▸ **ACTION ITEM**
Filter the records below for the word "JSON". Keep each line that has it.

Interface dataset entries
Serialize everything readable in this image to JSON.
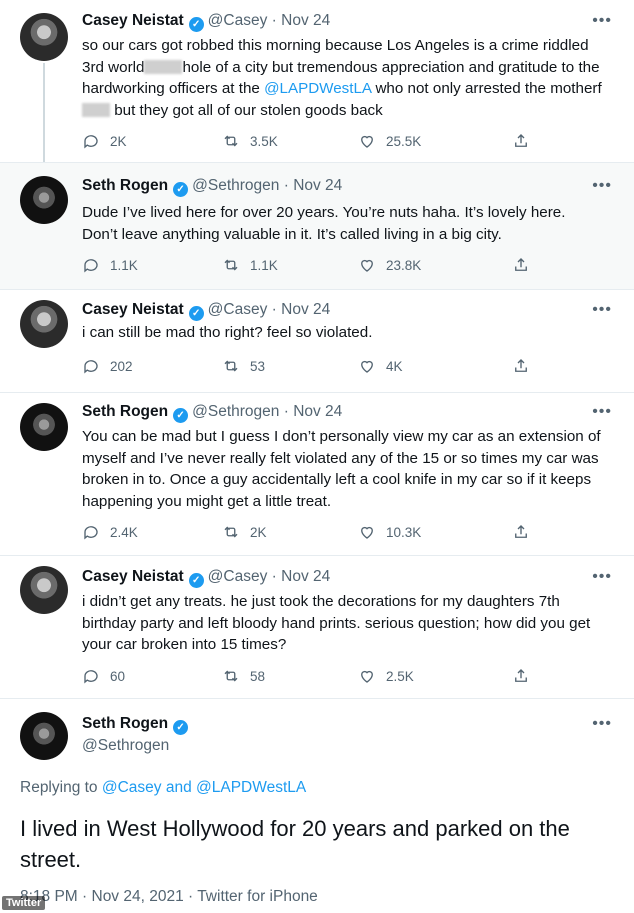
{
  "tweets": [
    {
      "name": "Casey Neistat",
      "handle": "@Casey",
      "date": "Nov 24",
      "text_parts": {
        "a": "so our cars got robbed this morning because Los Angeles is a crime riddled 3rd world",
        "b": "hole of a city but tremendous appreciation and gratitude to the hardworking officers at the ",
        "mention": "@LAPDWestLA",
        "c": " who not only arrested the motherf",
        "d": " but they got all of our stolen goods back"
      },
      "replies": "2K",
      "retweets": "3.5K",
      "likes": "25.5K"
    },
    {
      "name": "Seth Rogen",
      "handle": "@Sethrogen",
      "date": "Nov 24",
      "text": "Dude I’ve lived here for over 20 years. You’re nuts haha. It’s lovely here. Don’t leave anything valuable in it. It’s called living in a big city.",
      "replies": "1.1K",
      "retweets": "1.1K",
      "likes": "23.8K"
    },
    {
      "name": "Casey Neistat",
      "handle": "@Casey",
      "date": "Nov 24",
      "text": "i can still be mad tho right?  feel so violated.",
      "replies": "202",
      "retweets": "53",
      "likes": "4K"
    },
    {
      "name": "Seth Rogen",
      "handle": "@Sethrogen",
      "date": "Nov 24",
      "text": "You can be mad but I guess I don’t personally view my car as an extension of myself and I’ve never really felt violated any of the 15 or so times my car was broken in to. Once a guy accidentally left a cool knife in my car so if it keeps happening you might get a little treat.",
      "replies": "2.4K",
      "retweets": "2K",
      "likes": "10.3K"
    },
    {
      "name": "Casey Neistat",
      "handle": "@Casey",
      "date": "Nov 24",
      "text": "i didn’t get any treats. he just took the decorations for my daughters 7th birthday party and left bloody hand prints.  serious question; how did you get your car broken into 15 times?",
      "replies": "60",
      "retweets": "58",
      "likes": "2.5K"
    }
  ],
  "main_tweet": {
    "name": "Seth Rogen",
    "handle": "@Sethrogen",
    "replying_label": "Replying to",
    "replying_to": "@Casey and @LAPDWestLA",
    "text": "I lived in West Hollywood for 20 years and parked on the street.",
    "meta": "8:18 PM · Nov 24, 2021 · Twitter for iPhone"
  },
  "ui": {
    "more": "•••",
    "verified": "✓",
    "dot": "·"
  },
  "watermark": "Twitter",
  "colors": {
    "link": "#1d9bf0",
    "muted": "#536471",
    "highlight_bg": "#f7f9f9"
  }
}
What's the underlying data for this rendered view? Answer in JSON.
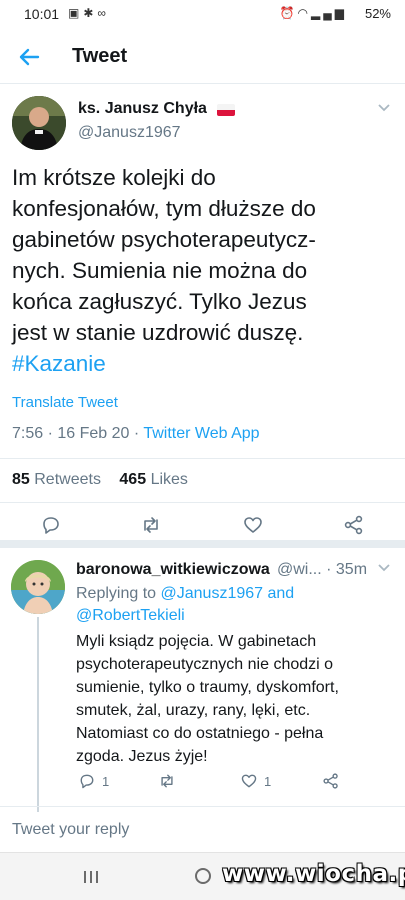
{
  "status_bar": {
    "time": "10:01",
    "left_icons": [
      "camera-icon",
      "snowflake-icon",
      "link-icon"
    ],
    "right_icons": [
      "alarm-icon",
      "wifi-icon",
      "signal-icon"
    ],
    "battery": "52%"
  },
  "header": {
    "title": "Tweet",
    "back_icon": "arrow-left-icon"
  },
  "tweet": {
    "author_name": "ks. Janusz Chyła",
    "author_handle": "@Janusz1967",
    "flag_icon": "poland-flag-icon",
    "text_lines": [
      "Im krótsze kolejki do",
      "konfesjonałów, tym dłuższe do",
      "gabinetów psychoterapeutycz-",
      "nych. Sumienia nie można do",
      "końca zagłuszyć. Tylko Jezus",
      "jest w stanie uzdrowić duszę."
    ],
    "hashtag": "#Kazanie",
    "translate_label": "Translate Tweet",
    "time_date": "7:56 · 16 Feb 20 · ",
    "source_app": "Twitter Web App",
    "retweets_count": "85",
    "retweets_label": "Retweets",
    "likes_count": "465",
    "likes_label": "Likes",
    "actions": [
      "reply-icon",
      "retweet-icon",
      "like-icon",
      "share-icon"
    ]
  },
  "reply": {
    "author_name": "baronowa_witkiewiczowa",
    "author_handle": "@wi... · 35m",
    "replying_prefix": "Replying to ",
    "mention_1": "@Janusz1967",
    "and_word": " and",
    "mention_2": "@RobertTekieli",
    "text_lines": [
      "Myli ksiądz pojęcia. W gabinetach",
      "psychoterapeutycznych nie chodzi o",
      "sumienie, tylko o traumy, dyskomfort,",
      "smutek, żal, urazy, rany, lęki, etc.",
      "Natomiast co do ostatniego - pełna",
      "zgoda. Jezus żyje!"
    ],
    "reply_count": "1",
    "retweet_count": "",
    "like_count": "1"
  },
  "compose": {
    "placeholder": "Tweet your reply"
  },
  "nav": {
    "recent_icon": "recent-apps-icon",
    "home_icon": "home-icon"
  },
  "watermark": "www.wiocha.pl",
  "colors": {
    "accent": "#1da1f2",
    "secondary_text": "#657786",
    "primary_text": "#14171a",
    "divider": "#e6ecf0"
  }
}
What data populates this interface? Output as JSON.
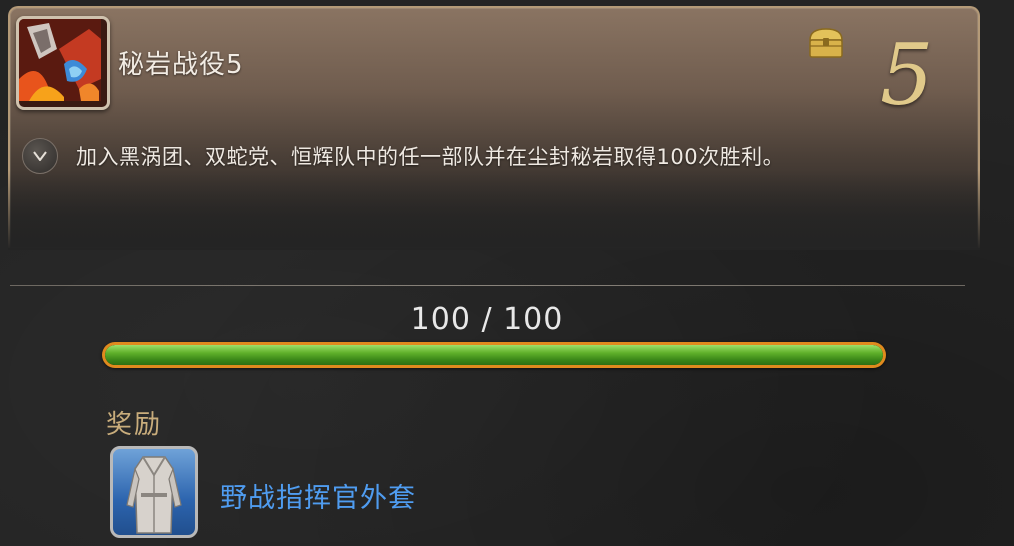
{
  "achievement": {
    "title": "秘岩战役5",
    "points": "5",
    "description": "加入黑涡团、双蛇党、恒辉队中的任一部队并在尘封秘岩取得100次胜利。"
  },
  "progress": {
    "text": "100 / 100",
    "fraction": 1.0
  },
  "reward": {
    "label": "奖励",
    "item_name": "野战指挥官外套"
  },
  "icons": {
    "achievement": "pvp-battle-icon",
    "chest": "treasure-chest-icon",
    "toggle": "chevron-down-icon",
    "reward": "coat-icon"
  },
  "colors": {
    "progress_fill": "#5fb02a",
    "progress_border": "#e08a1e",
    "reward_name": "#4f9cf0",
    "points": "#e0c98a"
  }
}
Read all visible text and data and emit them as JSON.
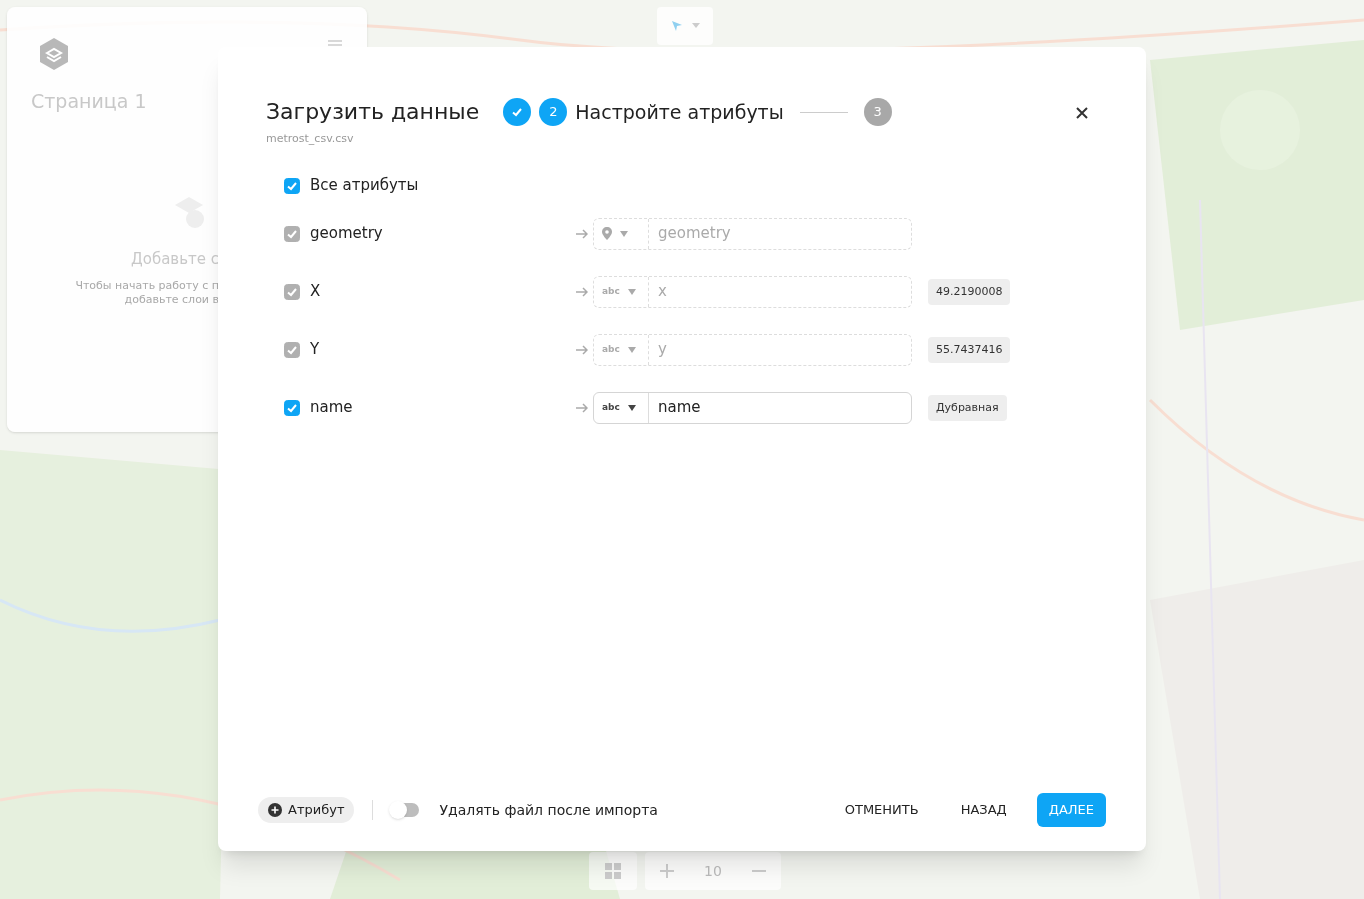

▸ **RESPONSE BOX**
Serialize everything readable in this image to JSON.
What's the underlying data for this rendered view? Answer in JSON.
What data populates this interface? Output as JSON.
Read all visible text and data and emit them as JSON.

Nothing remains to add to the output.